Advice for Investors
There are many considerations for people looking to invest in property, either Commercial or Residential. Many of these considerations relate to your personal circumstances – but there are still a few general things to consider which can help you ensure that your investment is sound.
Do your own research
There are a number of pertinent questions to ask a selling agent which we will get to, but it’s also important that you undertake your own independent research. Thankfully we live in the information age with the best broadband internet and it’s quite easy for anyone to get hold of valuable information to assist in their investment decisions.
It goes without saying that one of the most important decisions around investment is price. The price that you are willing to pay for the property and subsequently the return and yield you can expect from it. Property valuation and appraisal has a lot of different facets to it, but on a very basic level it comes down to the market – what is someone willing to pay for this property. With that in mind, the most important thing to look at is what other properties of a similar type and similar location have recently sold for. This should give you a reasonable indication of what the property should be worth at the moment. This should help you ascertain what you are willing to pay for it in within the frame of your own circumstances.
For a small price, you can order a property report from RP Data (www.myrp.com.au) – this is available to anyone and everyone and provides you with invaluable information to assist with your investment decision including suburb data, sales data on similar properties and sales history of the property in question.

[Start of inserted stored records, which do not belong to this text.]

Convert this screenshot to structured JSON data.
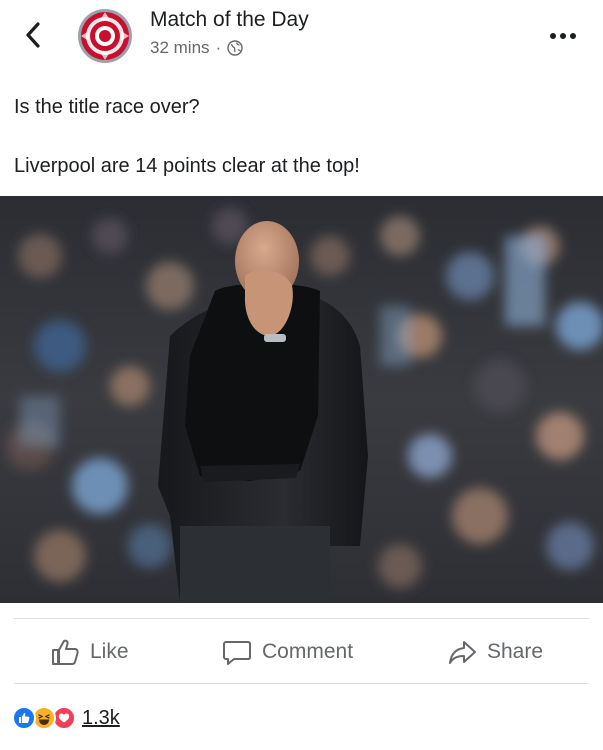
{
  "header": {
    "page_name": "Match of the Day",
    "time": "32 mins",
    "separator": "·",
    "back_icon": "chevron-left-icon",
    "privacy_icon": "globe-icon",
    "more_icon": "more-horizontal-icon"
  },
  "post": {
    "line1": "Is the title race over?",
    "line2": "Liverpool are 14 points clear at the top!"
  },
  "actions": {
    "like": "Like",
    "comment": "Comment",
    "share": "Share"
  },
  "reactions": {
    "count": "1.3k",
    "types": [
      "like",
      "haha",
      "love"
    ]
  },
  "colors": {
    "text": "#1c1e21",
    "secondary": "#65676b",
    "divider": "#dddfe2",
    "like_blue": "#1877f2",
    "love_red": "#f33e58",
    "haha_yellow": "#f7b125"
  }
}
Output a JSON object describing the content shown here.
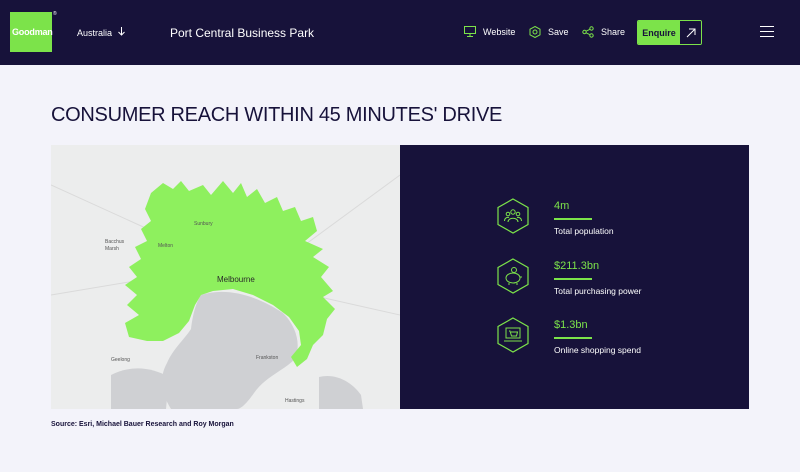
{
  "header": {
    "logo_text": "Goodman",
    "logo_mark": "®",
    "country": "Australia",
    "property_title": "Port Central Business Park",
    "nav": {
      "website": "Website",
      "save": "Save",
      "share": "Share"
    },
    "enquire_label": "Enquire"
  },
  "section": {
    "title": "CONSUMER REACH WITHIN 45 MINUTES' DRIVE"
  },
  "map": {
    "labels": {
      "sunbury": "Sunbury",
      "bacchus_marsh": "Bacchus\nMarsh",
      "melton": "Melton",
      "melbourne": "Melbourne",
      "geelong": "Geelong",
      "frankston": "Frankston",
      "hastings": "Hastings"
    },
    "colors": {
      "land": "#eceded",
      "water": "#cfd0d3",
      "reach": "#8ef05e"
    }
  },
  "stats": [
    {
      "value": "4m",
      "label": "Total population",
      "icon": "people-icon"
    },
    {
      "value": "$211.3bn",
      "label": "Total purchasing power",
      "icon": "piggy-bank-icon"
    },
    {
      "value": "$1.3bn",
      "label": "Online shopping spend",
      "icon": "shopping-cart-icon"
    }
  ],
  "source": "Source: Esri, Michael Bauer Research and Roy Morgan",
  "colors": {
    "navy": "#17123a",
    "green": "#7ce34a",
    "background": "#f3f3fa"
  }
}
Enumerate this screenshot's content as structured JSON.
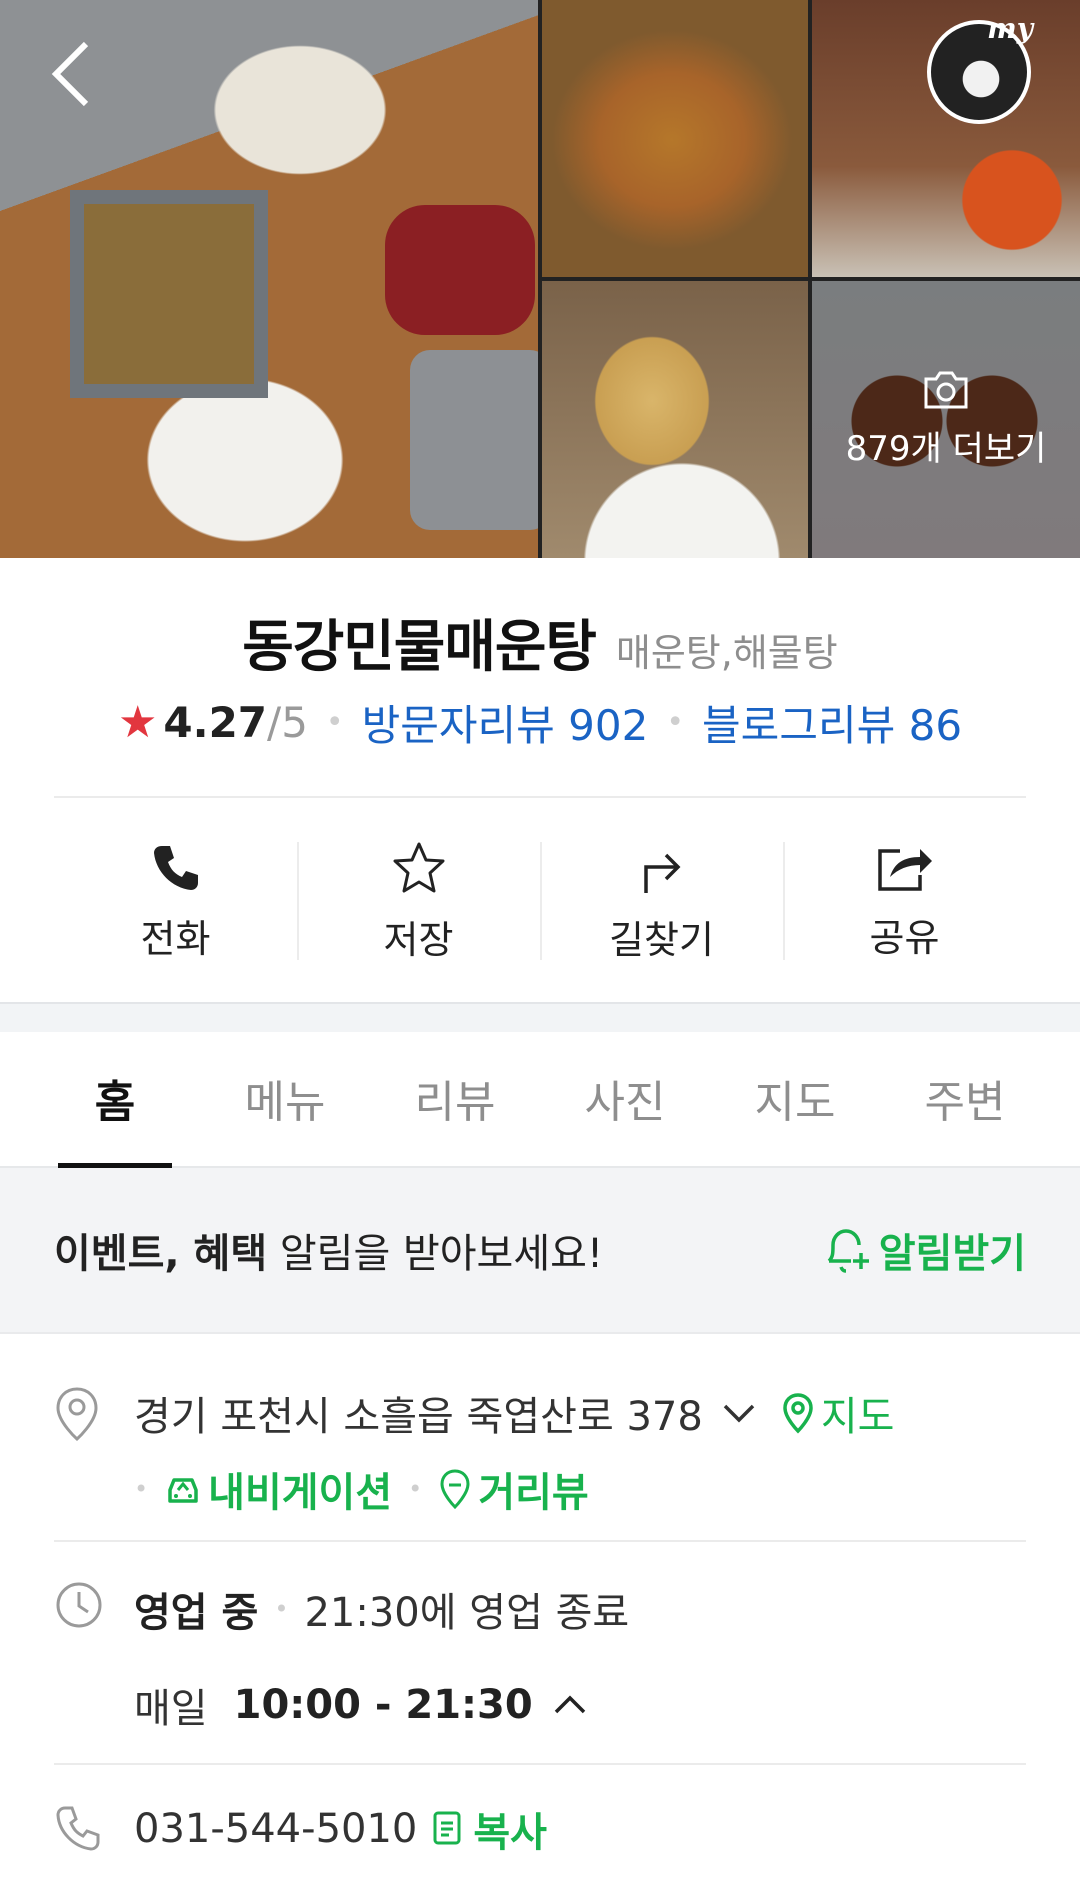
{
  "gallery": {
    "more_label": "879개 더보기",
    "avatar_badge": "my"
  },
  "place": {
    "name": "동강민물매운탕",
    "category": "매운탕,해물탕",
    "rating": "4.27",
    "rating_max": "/5",
    "visitor_reviews": "방문자리뷰 902",
    "blog_reviews": "블로그리뷰 86"
  },
  "actions": {
    "call": "전화",
    "save": "저장",
    "directions": "길찾기",
    "share": "공유"
  },
  "tabs": [
    "홈",
    "메뉴",
    "리뷰",
    "사진",
    "지도",
    "주변"
  ],
  "banner": {
    "bold_text": "이벤트, 혜택",
    "text": " 알림을 받아보세요!",
    "button": "알림받기"
  },
  "address": {
    "text": "경기 포천시 소흘읍 죽엽산로 378",
    "map_link": "지도",
    "navigation_link": "내비게이션",
    "streetview_link": "거리뷰"
  },
  "hours": {
    "status": "영업 중",
    "closing": "21:30에 영업 종료",
    "day": "매일",
    "time": "10:00 - 21:30"
  },
  "phone": {
    "number": "031-544-5010",
    "copy": "복사"
  },
  "colors": {
    "accent_green": "#18b24d",
    "link_blue": "#1a63c4",
    "star_red": "#e2363f"
  }
}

What type of investor are you?
There are two types of investors – Active and Passive – and working out which one of these you are is tantamount to making a wise investment decision.
Passive investors, by and large, are looking to purchase a property, place a tenant in it, have it professionally managed and forget about it. If this is the type of investor you wish to be, then you need to give consideration to the following:

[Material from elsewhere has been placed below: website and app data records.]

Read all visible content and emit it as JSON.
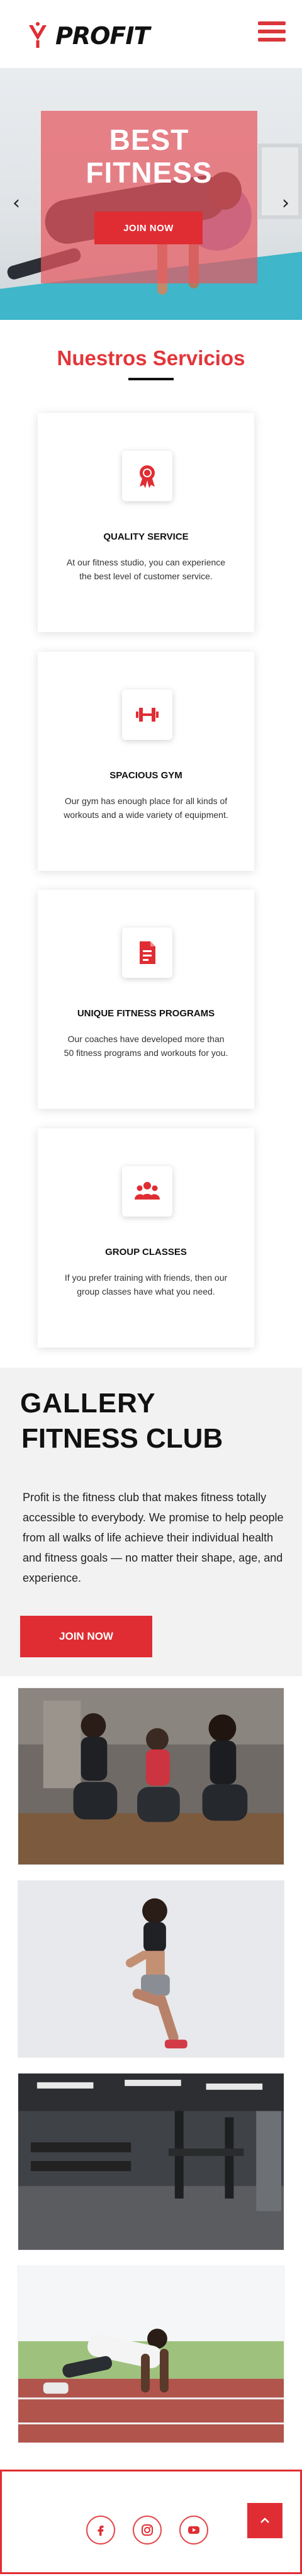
{
  "header": {
    "logo_text": "PROFIT",
    "menu_icon": "hamburger-menu-icon",
    "accent_color": "#e02d33"
  },
  "hero": {
    "title_line1": "BEST",
    "title_line2": "FITNESS",
    "button_label": "JOIN NOW",
    "prev_icon": "chevron-left-icon",
    "next_icon": "chevron-right-icon"
  },
  "services": {
    "title": "Nuestros Servicios",
    "items": [
      {
        "icon": "award-icon",
        "title": "QUALITY SERVICE",
        "text": "At our fitness studio, you can experience the best level of customer service."
      },
      {
        "icon": "dumbbell-icon",
        "title": "SPACIOUS GYM",
        "text": "Our gym has enough place for all kinds of workouts and a wide variety of equipment."
      },
      {
        "icon": "document-icon",
        "title": "UNIQUE FITNESS PROGRAMS",
        "text": "Our coaches have developed more than 50 fitness programs and workouts for you."
      },
      {
        "icon": "group-icon",
        "title": "GROUP CLASSES",
        "text": "If you prefer training with friends, then our group classes have what you need."
      }
    ]
  },
  "gallery": {
    "heading1": "GALLERY",
    "heading2_light": "FITNESS",
    "heading2_bold": "CLUB",
    "text": "Profit is the fitness club that makes fitness totally accessible to everybody. We promise to help people from all walks of life achieve their individual health and fitness goals — no matter their shape, age, and experience.",
    "button_label": "JOIN NOW",
    "photos": [
      "women-stretching-photo",
      "woman-jumping-photo",
      "gym-equipment-photo",
      "sprinter-start-photo"
    ]
  },
  "footer": {
    "social": [
      "facebook-icon",
      "instagram-icon",
      "youtube-icon"
    ],
    "back_to_top_icon": "chevron-up-icon"
  }
}
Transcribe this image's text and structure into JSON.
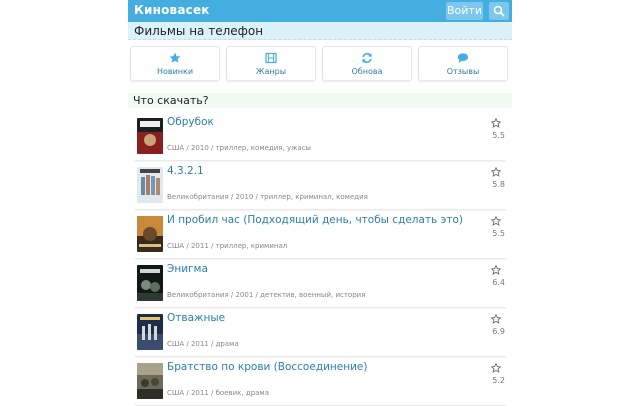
{
  "header": {
    "brand": "Киновасек",
    "login_label": "Войти"
  },
  "subheader": {
    "title": "Фильмы на телефон"
  },
  "nav": [
    {
      "label": "Новинки",
      "icon": "star-icon"
    },
    {
      "label": "Жанры",
      "icon": "film-icon"
    },
    {
      "label": "Обнова",
      "icon": "refresh-icon"
    },
    {
      "label": "Отзывы",
      "icon": "comment-icon"
    }
  ],
  "section": {
    "title": "Что скачать?"
  },
  "movies": [
    {
      "title": "Обрубок",
      "meta": "США / 2010 / триллер, комедия, ужасы",
      "rating": "5.5"
    },
    {
      "title": "4.3.2.1",
      "meta": "Великобритания / 2010 / триллер, криминал, комедия",
      "rating": "5.8"
    },
    {
      "title": "И пробил час (Подходящий день, чтобы сделать это)",
      "meta": "США / 2011 / триллер, криминал",
      "rating": "5.5"
    },
    {
      "title": "Энигма",
      "meta": "Великобритания / 2001 / детектив, военный, история",
      "rating": "6.4"
    },
    {
      "title": "Отважные",
      "meta": "США / 2011 / драма",
      "rating": "6.9"
    },
    {
      "title": "Братство по крови (Воссоединение)",
      "meta": "США / 2011 / боевик, драма",
      "rating": "5.2"
    }
  ],
  "colors": {
    "accent": "#44aee0",
    "link": "#2b7fae",
    "subheader_bg": "#dbf2fb",
    "section_bg": "#f0fbf4"
  }
}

- Does the property I am looking at require improvement to attain the return I am seeking?
- Have I calculated the cost of professional management into my sums?
- Is the type of property I am looking to purchase high in demand for tenants/lessees? Is this likely to change based on factors outside of my control?
If you want to be a passive investor, which many investors do, then you need to have a good understanding of what the realisable return is on the property in it’s current state. Many properties can have their return improved by making improvements or upgrades, but this is a far more complicated arena to be playing in and will very quickly become anything other than passive. It’s also crucial to look at using a professional property manager if you want to remain a passive investor. Self managing may seem easy on the surface, but there are many ways you can come unstuck – most of which will have a negative effect on your return and/or your time commitments. It’s not expensive to employ a Property Manager (Commercially or Residentially) and the savings to your time and sanity are well worth the investment.
The last thing that a passive investor wants is a vacancy. A vacancy not only means that there is a period of time that you aren’t receiving income from the property (which you are likely to be relying on to cover the property costs), but it also means that you may end up being forced into accepting a lower return which will in turn devalue your investment. Vacancies can be inevitable of course – you can do absolutely everything right and still end up with one. But it’s very important to get a good understanding of the demand for your type of property at the moment and also an understanding of how external macro factors could alter that demand significantly. The best way to do this is to do your own independent research, and find a reputable professional to bounce your ideas off (something we are always happy to do of course!).
The situation is quite different for an active investor. An active investor is one looking to have a real and ongoing impact on their return. This is primarily done by investigating and implementing capital improvements/changes which are likely to improve the return of the property. This can be a very sound strategy when done right, but it can also be disastrous when done wrong. The key is to make sure that your sums are very accurate and that you have contingencies in place for when things go wrong. As is quite often the case, the greater the risk, the greater the reward.
Understand your finances and your limitations
The key to any investment is the numbers. What will the investment return? Will it appreciate in value? What is it going to cost me to invest? What is it going to cost me to hold the investment.
The big difference between property investment and most other types of investment is it isn’t very liquid. That simply means that a property isn’t necessarily easy to dispose of if you need to in a hurry (well, not as easy as a share portfolio for instance). So when you are making your decision to invest in property, you need to be in it for the long haul. Subsequently, understanding the real cost of property ownership is very very important.
If you are a first time investor, seek the help of a professional. Speak to your accountant, speak to your finance broker and speak to a professional property manager. Make sure that you account for and are aware of every potential cost for your investment – once you’ve done this, you’ll be able to see immediately if the numbers stack up. Most importantly, it reduces the chances of nasty surprises down the track (which most investors have unfortunately experienced at one time or another).
The best advice we can give you, is ask questions and seek help. The more information you gather, the wiser your investment decisions will be.
Here are a couple of articles which should give you some additional tips and tricks: